Alright boys and girls, new month, new athlete. For July we have a very special interview for you all: Elisabeth Akinwale. The Outlaw Way athlete and first sponsored CrossFit athlete from MuscleDriverUSA gets it done in many ways and she is showing no signs of slowing down anytime soon. Not only is she a force to be reckoned with in the CrossFit Games, but she is becoming a top national level lifter in the 75 kilogram weight class. Every chance I get, I love to pick her brain because she has a lot to offer the strength sports world. Check out out how she is rising to the top of not one, but two sports in July’s Force Feed Interview.
1.Thanks for chatting with us. Can you tell me a little bit about your sport/background? What did you do first? How many sports have you participated in? How did you get to where you are now?

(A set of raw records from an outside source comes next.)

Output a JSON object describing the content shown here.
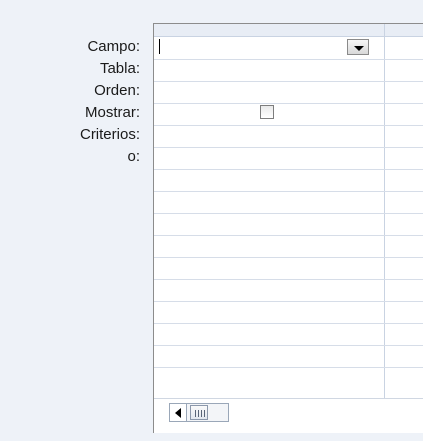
{
  "row_labels": [
    "Campo:",
    "Tabla:",
    "Orden:",
    "Mostrar:",
    "Criterios:",
    "o:"
  ],
  "field": {
    "value": ""
  },
  "show_checkbox": {
    "checked": false
  }
}
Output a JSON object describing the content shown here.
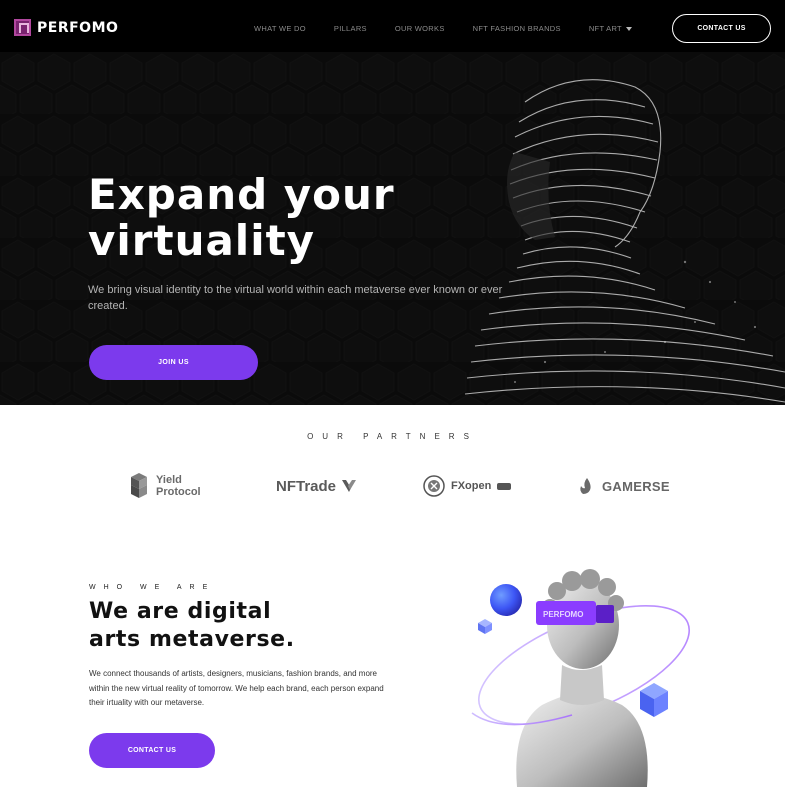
{
  "nav": {
    "brand": "PERFOMO",
    "links": [
      "WHAT WE DO",
      "PILLARS",
      "OUR WORKS",
      "NFT FASHION BRANDS",
      "NFT ART"
    ],
    "cta": "CONTACT US"
  },
  "hero": {
    "title_line1": "Expand your",
    "title_line2": "virtuality",
    "subtitle": "We bring visual identity to the virtual world within each metaverse ever known or ever created.",
    "button": "JOIN US"
  },
  "partners": {
    "title": "OUR PARTNERS",
    "items": [
      {
        "line1": "Yield",
        "line2": "Protocol",
        "icon": "yield-cubes-icon"
      },
      {
        "name": "NFTrade",
        "icon": "nftrade-arrow-icon"
      },
      {
        "name": "FXopen",
        "icon": "fxopen-crest-icon"
      },
      {
        "name": "GAMERSE",
        "icon": "gamerse-flame-icon"
      }
    ]
  },
  "who": {
    "label": "WHO WE ARE",
    "title_line1": "We are digital",
    "title_line2": "arts metaverse.",
    "text": "We connect thousands of artists, designers, musicians, fashion brands, and more within the new virtual reality of tomorrow. We help each brand, each person expand their irtuality with our metaverse.",
    "button": "CONTACT US",
    "badge": "PERFOMO"
  },
  "colors": {
    "accent": "#7c3aed",
    "nav_bg": "#000000",
    "hero_bg": "#0b0b0b"
  }
}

Growing up, I was a gymnast from the age of 4. I started competing in about the 2nd grade, and trained year round in a club program. My gymnastics career ended during freshman year of college. Following that I joined a local gym to rehab a knee injury and that’s when I started weight training. I followed a fairly typical bodybuilding type training regiment, with body part splits, cardio sessions, etc. Over the years I have sought out a competitive outlet through fitness competitions, road races and triathlons. In late 2010 I found CrossFit and began competing in March of 2011. During this time I was introduced to Olympic-style weightlifting. In the summer of 2011 I competed in my first weightlifting meet.

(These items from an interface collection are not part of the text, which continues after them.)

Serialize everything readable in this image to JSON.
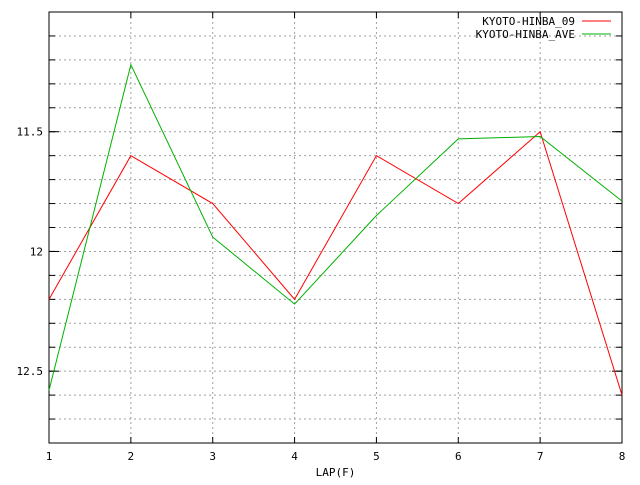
{
  "chart_data": {
    "type": "line",
    "title": "",
    "xlabel": "LAP(F)",
    "ylabel": "",
    "x": [
      1,
      2,
      3,
      4,
      5,
      6,
      7,
      8
    ],
    "xlim": [
      1,
      8
    ],
    "ylim": [
      11.0,
      12.8
    ],
    "y_reversed": true,
    "x_ticks": [
      "1",
      "2",
      "3",
      "4",
      "5",
      "6",
      "7",
      "8"
    ],
    "y_ticks": [
      {
        "value": 11.5,
        "label": "11.5"
      },
      {
        "value": 12.0,
        "label": "12"
      },
      {
        "value": 12.5,
        "label": "12.5"
      }
    ],
    "grid": true,
    "legend_position": "top-right",
    "series": [
      {
        "name": "KYOTO-HINBA_09",
        "color": "#ff0000",
        "values": [
          12.2,
          11.6,
          11.8,
          12.2,
          11.6,
          11.8,
          11.5,
          12.6
        ]
      },
      {
        "name": "KYOTO-HINBA_AVE",
        "color": "#00b000",
        "values": [
          12.58,
          11.22,
          11.94,
          12.22,
          11.85,
          11.53,
          11.52,
          11.79
        ]
      }
    ]
  }
}
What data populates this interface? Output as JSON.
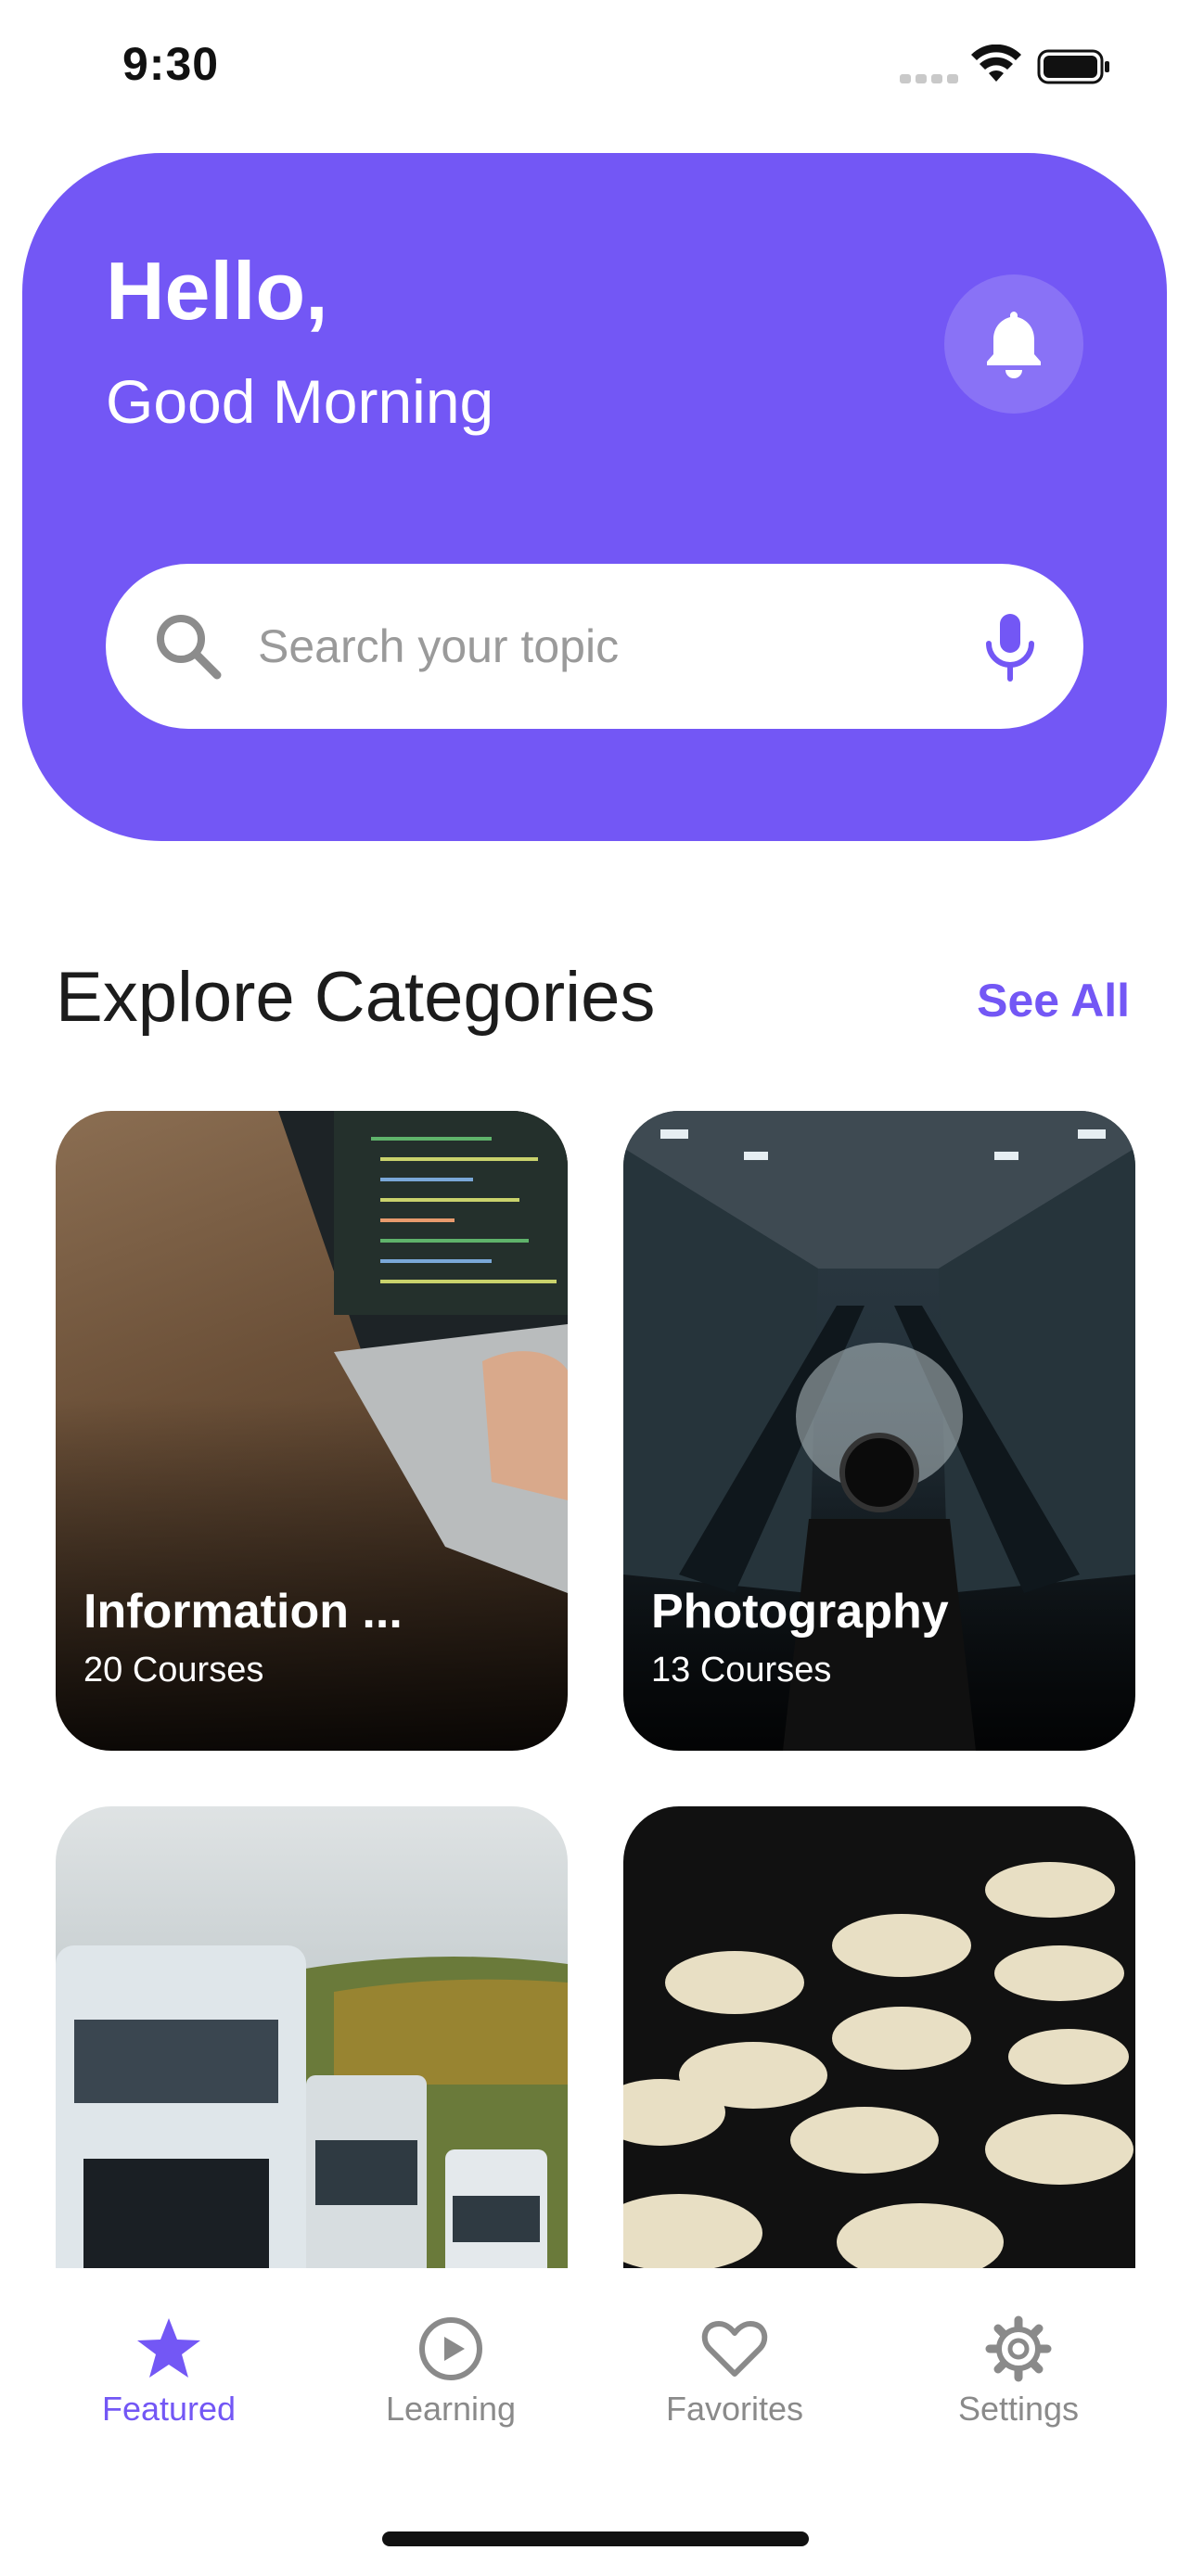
{
  "status_bar": {
    "time": "9:30"
  },
  "header": {
    "greeting": "Hello,",
    "sub_greeting": "Good Morning",
    "accent_color": "#7357F5",
    "bell_icon": "bell-icon"
  },
  "search": {
    "placeholder": "Search your topic",
    "value": "",
    "left_icon": "search-icon",
    "right_icon": "mic-icon"
  },
  "section": {
    "title": "Explore Categories",
    "see_all_label": "See All"
  },
  "categories": [
    {
      "title": "Information ...",
      "count": "20 Courses"
    },
    {
      "title": "Photography",
      "count": "13 Courses"
    },
    {
      "title": "",
      "count": ""
    },
    {
      "title": "",
      "count": ""
    }
  ],
  "nav": {
    "items": [
      {
        "label": "Featured",
        "icon": "star-icon",
        "active": true
      },
      {
        "label": "Learning",
        "icon": "play-circle-icon",
        "active": false
      },
      {
        "label": "Favorites",
        "icon": "heart-icon",
        "active": false
      },
      {
        "label": "Settings",
        "icon": "gear-icon",
        "active": false
      }
    ],
    "active_color": "#7357F5",
    "inactive_color": "#8a8a8a"
  }
}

I currently train primarily as a CrossFit athlete and secondarily as a weightlifter. Weightlifting is one of the foundations of my CrossFit training, so there is a great deal of crossover. I didn’t intend to become a competitive athlete again at this stage of my life and as a mother, but I’ve found that once an athlete, always an athlete.
A diet that’s geared towards your performance goals is an integral part of being a better athlete. It’s as important as training and rest. My diet is centered around lots of meat and green vegetables along with healthy fats like coconut oil and avocado, and carbs to fuel me. I try to stay away from processed foods and most importantly just get enough calories everyday to sustain my training.

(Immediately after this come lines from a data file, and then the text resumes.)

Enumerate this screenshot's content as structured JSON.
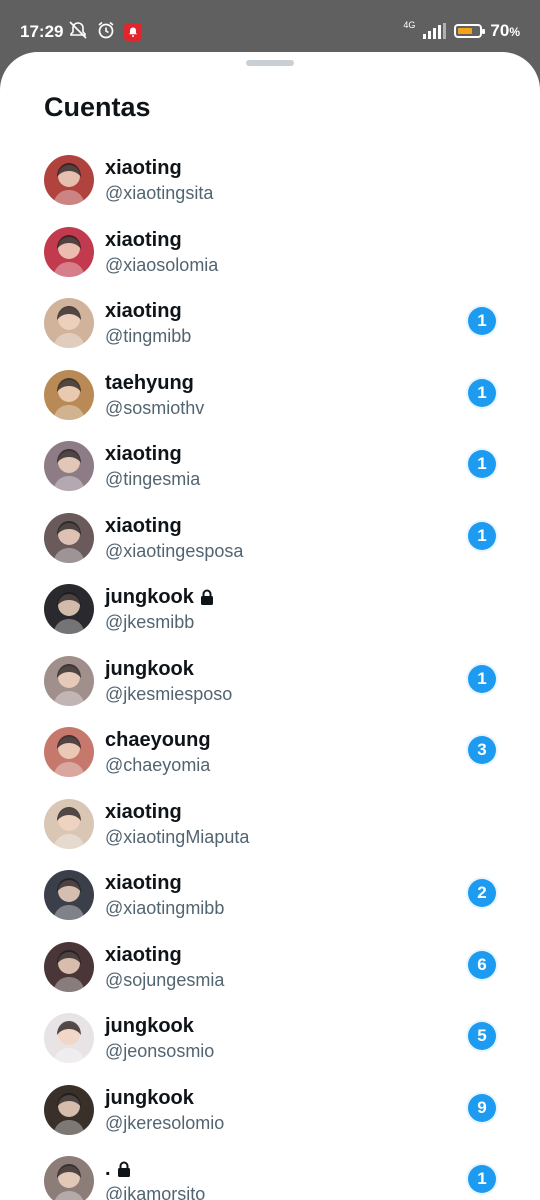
{
  "status_bar": {
    "time": "17:29",
    "network": "4G",
    "battery_percent": "70",
    "battery_unit": "%",
    "battery_level": 0.7,
    "icons": [
      "notifications-off-icon",
      "alarm-icon",
      "app-notification-icon",
      "signal-icon",
      "battery-icon"
    ]
  },
  "sheet": {
    "title": "Cuentas"
  },
  "accounts": [
    {
      "name": "xiaoting",
      "handle": "@xiaotingsita",
      "badge": "",
      "locked": false,
      "avatar_color": "#b0433e"
    },
    {
      "name": "xiaoting",
      "handle": "@xiaosolomia",
      "badge": "",
      "locked": false,
      "avatar_color": "#c23a4d"
    },
    {
      "name": "xiaoting",
      "handle": "@tingmibb",
      "badge": "1",
      "locked": false,
      "avatar_color": "#d1b39c"
    },
    {
      "name": "taehyung",
      "handle": "@sosmiothv",
      "badge": "1",
      "locked": false,
      "avatar_color": "#b98a55"
    },
    {
      "name": "xiaoting",
      "handle": "@tingesmia",
      "badge": "1",
      "locked": false,
      "avatar_color": "#8d7c86"
    },
    {
      "name": "xiaoting",
      "handle": "@xiaotingesposa",
      "badge": "1",
      "locked": false,
      "avatar_color": "#6a5a5c"
    },
    {
      "name": "jungkook",
      "handle": "@jkesmibb",
      "badge": "",
      "locked": true,
      "avatar_color": "#2a2a2e"
    },
    {
      "name": "jungkook",
      "handle": "@jkesmiesposo",
      "badge": "1",
      "locked": false,
      "avatar_color": "#a08f8b"
    },
    {
      "name": "chaeyoung",
      "handle": "@chaeyomia",
      "badge": "3",
      "locked": false,
      "avatar_color": "#c6786c"
    },
    {
      "name": "xiaoting",
      "handle": "@xiaotingMiaputa",
      "badge": "",
      "locked": false,
      "avatar_color": "#d9c6b4"
    },
    {
      "name": "xiaoting",
      "handle": "@xiaotingmibb",
      "badge": "2",
      "locked": false,
      "avatar_color": "#3b3f4a"
    },
    {
      "name": "xiaoting",
      "handle": "@sojungesmia",
      "badge": "6",
      "locked": false,
      "avatar_color": "#4a3638"
    },
    {
      "name": "jungkook",
      "handle": "@jeonsosmio",
      "badge": "5",
      "locked": false,
      "avatar_color": "#e8e4e6"
    },
    {
      "name": "jungkook",
      "handle": "@jkeresolomio",
      "badge": "9",
      "locked": false,
      "avatar_color": "#3a302a"
    },
    {
      "name": ".",
      "handle": "@jkamorsito",
      "badge": "1",
      "locked": true,
      "avatar_color": "#8c7d78"
    }
  ]
}
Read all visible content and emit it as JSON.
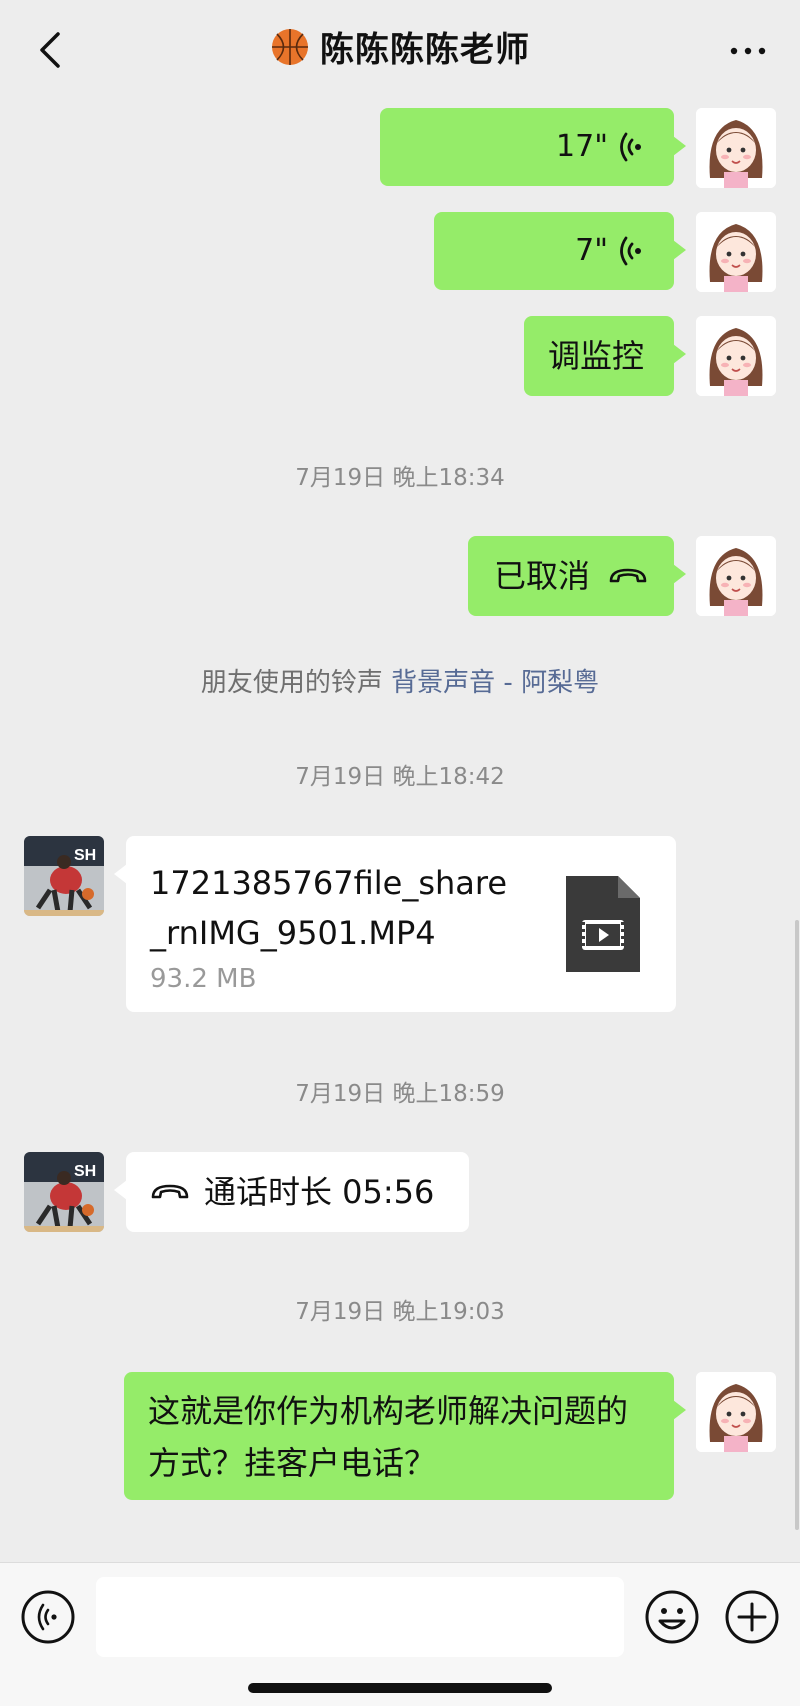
{
  "header": {
    "title": "陈陈陈陈老师",
    "title_emoji": "basketball-icon",
    "back_icon": "chevron-left-icon",
    "more_icon": "more-dots-icon"
  },
  "messages": {
    "voice1": {
      "duration": "17\""
    },
    "voice2": {
      "duration": "7\""
    },
    "text1": "调监控",
    "ts1": "7月19日 晚上18:34",
    "call_cancelled": "已取消",
    "ringtone_prefix": "朋友使用的铃声",
    "ringtone_link": "背景声音 - 阿梨粤",
    "ts2": "7月19日 晚上18:42",
    "file": {
      "name": "1721385767file_share_rnIMG_9501.MP4",
      "size": "93.2 MB"
    },
    "ts3": "7月19日 晚上18:59",
    "call_duration": "通话时长 05:56",
    "ts4": "7月19日 晚上19:03",
    "text2": "这就是你作为机构老师解决问题的方式？挂客户电话？"
  },
  "input": {
    "placeholder": "",
    "voice_icon": "voice-input-icon",
    "emoji_icon": "emoji-icon",
    "plus_icon": "plus-icon"
  },
  "colors": {
    "background": "#ededed",
    "my_bubble": "#95ec69",
    "their_bubble": "#ffffff",
    "link": "#576b95",
    "timestamp": "#8a8a8a"
  }
}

I consider my diet to be a big help to the recovery process. I try to eat well and make sure I’m well hydrated. I usually have one active rest day and one complete rest day each week. For active rest I’ve found swimming to be very restorative and seems to relax my muscles and reduce joint pain. Getting enough sleep is absolutely key to recovery.
I eat breakfast before training in the late morning. Typically 3-4 eggs, spinach, avocado and beef, sausage or bacon. I may have a pre-workout protein/carb shake or mid workout shake. I usually workout for about 3 hours. Following training I will eat some sweet potatoes and a lunch of meat and vegetables, basically as much as I can eat. My late afternoons are spent with my son. Dinner is also typically as much meat and vegetables as I can eat.
The best advice I’ve been given is to stay the course. Getting stronger is a long term process and I often see people who get frustrated with a lack of results before they’ve even committed enough time to make progress. You have to be committed in and outside the gym. At times training is the easy part, and the dedication to constant body maintenance, eating, and resting can be the most difficult.
My snatch and clean & jerk are things that I’m proud of at 89/109kg, after just a couple years lifting and training only part time. I also have a 425lb deadlift, again, a movement I don’t really train for other than within the CrossFit context.